◆ **MATERIAL TO PROCESS**

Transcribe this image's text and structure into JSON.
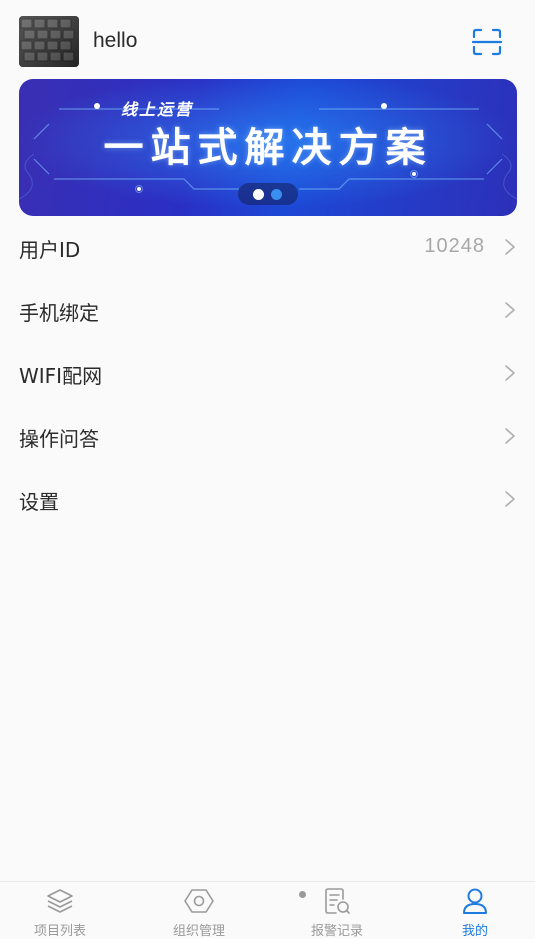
{
  "header": {
    "username": "hello",
    "avatar_icon": "keyboard-photo",
    "scan_icon": "scan-icon"
  },
  "banner": {
    "subtitle": "线上运营",
    "title": "一站式解决方案",
    "pager": {
      "total": 2,
      "active": 1
    }
  },
  "menu": {
    "items": [
      {
        "label": "用户ID",
        "value": "10248"
      },
      {
        "label": "手机绑定",
        "value": ""
      },
      {
        "label": "WIFI配网",
        "value": ""
      },
      {
        "label": "操作问答",
        "value": ""
      },
      {
        "label": "设置",
        "value": ""
      }
    ]
  },
  "tabbar": {
    "tabs": [
      {
        "label": "项目列表",
        "icon": "layers-icon",
        "active": false
      },
      {
        "label": "组织管理",
        "icon": "hexagon-icon",
        "active": false
      },
      {
        "label": "报警记录",
        "icon": "report-icon",
        "active": false
      },
      {
        "label": "我的",
        "icon": "user-icon",
        "active": true
      }
    ]
  },
  "colors": {
    "accent": "#1e7be0",
    "text": "#2b2b2b",
    "muted": "#9a9a9a",
    "banner_start": "#3a2fb3",
    "banner_end": "#1c48d6"
  }
}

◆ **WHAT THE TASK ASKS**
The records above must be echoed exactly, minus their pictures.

◆ **TASK SOLUTION**
Transcribe this image's text and structure into JSON.
{
  "header": {
    "username": "hello",
    "avatar_icon": "keyboard-photo",
    "scan_icon": "scan-icon"
  },
  "banner": {
    "subtitle": "线上运营",
    "title": "一站式解决方案",
    "pager": {
      "total": 2,
      "active": 1
    }
  },
  "menu": {
    "items": [
      {
        "label": "用户ID",
        "value": "10248"
      },
      {
        "label": "手机绑定",
        "value": ""
      },
      {
        "label": "WIFI配网",
        "value": ""
      },
      {
        "label": "操作问答",
        "value": ""
      },
      {
        "label": "设置",
        "value": ""
      }
    ]
  },
  "tabbar": {
    "tabs": [
      {
        "label": "项目列表",
        "icon": "layers-icon",
        "active": false
      },
      {
        "label": "组织管理",
        "icon": "hexagon-icon",
        "active": false
      },
      {
        "label": "报警记录",
        "icon": "report-icon",
        "active": false
      },
      {
        "label": "我的",
        "icon": "user-icon",
        "active": true
      }
    ]
  },
  "colors": {
    "accent": "#1e7be0",
    "text": "#2b2b2b",
    "muted": "#9a9a9a",
    "banner_start": "#3a2fb3",
    "banner_end": "#1c48d6"
  }
}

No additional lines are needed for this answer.